Mni Wiconi, Oceti Sakowin Camp- September 30th 2016 5:50pm
This landscape, along with the other are from my first trip to camp. At this point, the front lines still stretched a few miles northward from this vantage point, well beyond backwater bridge. I didn’t know what to really think before arriving other then it’s a resistance camp, let’s stand with brother and sister for our people and prepare to get arrested, I found out it’s much more. I fell in love with this view, it would end up as a stopping point on my morning long runs to Cannonball and back- passing through Rosebud camp then the killer climb up and over Sacred Stone and back to the front lines where I would talk with whomever was there, then returning with a sense of all around geographic and scope of the daily situation- I fell in love with the camp and Standing Rock after this trip, I would soon return.

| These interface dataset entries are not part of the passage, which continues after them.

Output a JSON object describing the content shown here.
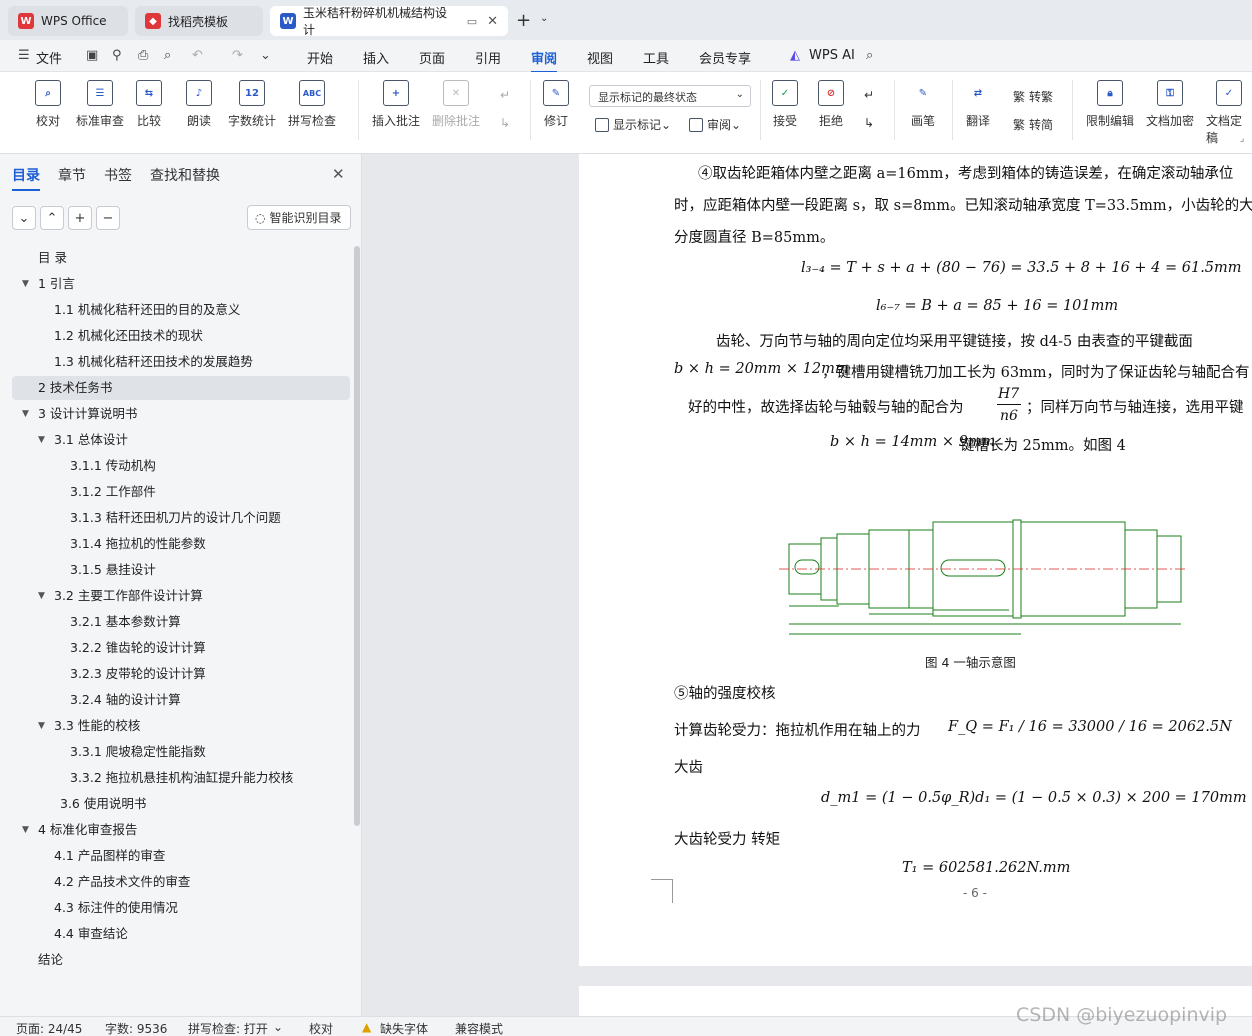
{
  "tabs": {
    "wps": "WPS Office",
    "template": "找稻壳模板",
    "document": "玉米秸秆粉碎机机械结构设计"
  },
  "menu": {
    "file": "文件",
    "items": [
      "开始",
      "插入",
      "页面",
      "引用",
      "审阅",
      "视图",
      "工具",
      "会员专享"
    ],
    "ai": "WPS AI"
  },
  "ribbon": {
    "proofread": "校对",
    "standard_review": "标准审查",
    "compare": "比较",
    "read_aloud": "朗读",
    "word_count": "字数统计",
    "spell_check": "拼写检查",
    "insert_comment": "插入批注",
    "delete_comment": "删除批注",
    "revise": "修订",
    "display_state": "显示标记的最终状态",
    "show_markup": "显示标记",
    "review": "审阅",
    "accept": "接受",
    "reject": "拒绝",
    "pen": "画笔",
    "translate": "翻译",
    "to_traditional": "转繁",
    "to_simplified": "转简",
    "restrict_edit": "限制编辑",
    "doc_encrypt": "文档加密",
    "doc_finalize": "文档定稿"
  },
  "sidebar": {
    "tabs": [
      "目录",
      "章节",
      "书签",
      "查找和替换"
    ],
    "smart_button": "智能识别目录",
    "toc": [
      {
        "text": "目 录",
        "level": 0,
        "toggle": ""
      },
      {
        "text": "1 引言",
        "level": 0,
        "toggle": "▼"
      },
      {
        "text": "1.1 机械化秸秆还田的目的及意义",
        "level": 1,
        "toggle": ""
      },
      {
        "text": "1.2 机械化还田技术的现状",
        "level": 1,
        "toggle": ""
      },
      {
        "text": "1.3 机械化秸秆还田技术的发展趋势",
        "level": 1,
        "toggle": ""
      },
      {
        "text": "2 技术任务书",
        "level": 0,
        "toggle": "",
        "selected": true
      },
      {
        "text": "3 设计计算说明书",
        "level": 0,
        "toggle": "▼"
      },
      {
        "text": "3.1 总体设计",
        "level": 1,
        "toggle": "▼"
      },
      {
        "text": "3.1.1 传动机构",
        "level": 2,
        "toggle": ""
      },
      {
        "text": "3.1.2 工作部件",
        "level": 2,
        "toggle": ""
      },
      {
        "text": "3.1.3 秸秆还田机刀片的设计几个问题",
        "level": 2,
        "toggle": ""
      },
      {
        "text": "3.1.4 拖拉机的性能参数",
        "level": 2,
        "toggle": ""
      },
      {
        "text": "3.1.5 悬挂设计",
        "level": 2,
        "toggle": ""
      },
      {
        "text": "3.2 主要工作部件设计计算",
        "level": 1,
        "toggle": "▼"
      },
      {
        "text": "3.2.1 基本参数计算",
        "level": 2,
        "toggle": ""
      },
      {
        "text": "3.2.2 锥齿轮的设计计算",
        "level": 2,
        "toggle": ""
      },
      {
        "text": "3.2.3 皮带轮的设计计算",
        "level": 2,
        "toggle": ""
      },
      {
        "text": "3.2.4 轴的设计计算",
        "level": 2,
        "toggle": ""
      },
      {
        "text": "3.3 性能的校核",
        "level": 1,
        "toggle": "▼"
      },
      {
        "text": "3.3.1 爬坡稳定性能指数",
        "level": 2,
        "toggle": ""
      },
      {
        "text": "3.3.2 拖拉机悬挂机构油缸提升能力校核",
        "level": 2,
        "toggle": ""
      },
      {
        "text": "3.6 使用说明书",
        "level": 1.5,
        "toggle": ""
      },
      {
        "text": "4 标准化审查报告",
        "level": 0,
        "toggle": "▼"
      },
      {
        "text": "4.1 产品图样的审查",
        "level": 1,
        "toggle": ""
      },
      {
        "text": "4.2 产品技术文件的审查",
        "level": 1,
        "toggle": ""
      },
      {
        "text": "4.3 标注件的使用情况",
        "level": 1,
        "toggle": ""
      },
      {
        "text": "4.4 审查结论",
        "level": 1,
        "toggle": ""
      },
      {
        "text": "结论",
        "level": 0,
        "toggle": ""
      }
    ]
  },
  "doc": {
    "p1": "④取齿轮距箱体内壁之距离 a=16mm，考虑到箱体的铸造误差，在确定滚动轴承位",
    "p2": "时，应距箱体内壁一段距离 s，取 s=8mm。已知滚动轴承宽度 T=33.5mm，小齿轮的大",
    "p3": "分度圆直径 B=85mm。",
    "eq1": "l₃₋₄ = T + s + a + (80 − 76) = 33.5 + 8 + 16 + 4 = 61.5mm",
    "eq2": "l₆₋₇ = B + a = 85 + 16 = 101mm",
    "p4": "齿轮、万向节与轴的周向定位均采用平键链接，按 d4-5 由表查的平键截面",
    "p5_math": "b × h = 20mm × 12mm",
    "p5_text": "，键槽用键槽铣刀加工长为 63mm，同时为了保证齿轮与轴配合有",
    "p6_text": "好的中性，故选择齿轮与轴毂与轴的配合为",
    "frac_num": "H7",
    "frac_den": "n6",
    "p6_tail": "；同样万向节与轴连接，选用平键",
    "p7_math": "b × h = 14mm × 9mm",
    "p7_text": " 键槽长为 25mm。如图 4",
    "fig_caption": "图 4  一轴示意图",
    "p8": "⑤轴的强度校核",
    "p9_text": "计算齿轮受力：拖拉机作用在轴上的力",
    "p9_math": "F_Q = F₁ / 16 = 33000 / 16 = 2062.5N",
    "p10": "大齿",
    "eq3": "d_m1 = (1 − 0.5φ_R)d₁ = (1 − 0.5 × 0.3) × 200 = 170mm",
    "p11": "大齿轮受力     转矩",
    "eq4": "T₁ = 602581.262N.mm",
    "page_no": "- 6 -"
  },
  "status": {
    "page": "页面: 24/45",
    "words": "字数: 9536",
    "spell": "拼写检查: 打开",
    "proof": "校对",
    "missing_font": "缺失字体",
    "compat": "兼容模式"
  },
  "watermark": "CSDN @biyezuopinvip",
  "colors": {
    "accent": "#1d5fd4",
    "wps_red": "#e0383a",
    "drawing": "#1a7f1a"
  }
}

The afternoon was overcast, I was hoping for some good sun but frequent breaks allowed for some good painting. I could see all from here, the camp was still growing and fluctuating with the weekends being prime time for mass arrivals and ceremonies. Watching from this point I could see the camps movement, alive and ready for whatever is needed for whatever situation. Kids played in groups, laughing and screams of joy rolled through the camp below. Groups of horse riders, young men racing one another in a show of bravado traced the outlines of the newly formed roads with such names as Rain-In-The-Face, Oglala Road, Three Affiliated Path, Facebook Hill Road and Two Bears Avenue.
It’s hard to relate to something when it’s never been encountered, just like the recent sub zero temps and maniacal blizzards that’s been hitting camp recently, I had never been in a climate as such until being there again recently. I couldn't relate it to anything or compare it too past arctic storms but I evolved and learned how to adjust to it, just like the whole camp seems to adjust constantly as well as all who's there, and this is a daily occurrence. Observing the camp that day I still had much to take in, but the beauty I saw and wanted to paint I'm sure is an awe inspiring view for any well rounded camp veteran.
From a historical viewpoint, were looking at the same thing, same area, same people before and after Ft Laramie treaty. Numerous attacks were had on Ft Rice in 1865 which was an army outpost built in 1864 and played a major role in the Ft Laramie signing of 1868 and current Standing Rock Reservation. Ft Rice no longer exist but is a State Historical site, it’s 5 miles north of Oceti Sakowin Camp and currently is occupied by DAPL, Military, SWAT and National Guard. For obvious reasons of encroaching on Lakota land, the attacks of 1865 and after are justified, DAPL is an ongoing war between what was then the Yellowstone expeditions to expand the Northern Pacific across Traditional Lands to whatever means possible to expanding pipelines through once again traditional lands with the same attitude of disrespect for all of Humanity. So as I’m looking out at the camp and then gaze beyond the hills I think of the past and present, same situation and same people. I wouldn’t have thought in my lifetime I would see such a sight, I have had vivid dreams of similarities long ago and maybe it was a premonition of sorts but painting that day felt like a dream, a step back in history seeing a lively camp below filled with tipis and relatives all coming together to support one another but fight another battle together against the same enemy and same greed.
Now a # hashtag is synonymous with global prominence and #STANDINGROCK #NoDAPL and #WATERISLIFE takes the place of a void that was never had. We've seen support grow in solidarity with NoDAPL, the widespread circulation and outpouring of support, actions and other events that allow the world to see the unjust treatment of North Dakota and DAPL supporters is being heard. Divest from DAPL banks, plan local actions and put your creativity to work! 2017 will be a challenging year and this camp has been a precursor to the front lines which will be in your city and state in years ahead. as Cornel West said by the Sacred Fire in camp recently “Part of our humility is connected to our solidarity, and thats why were here”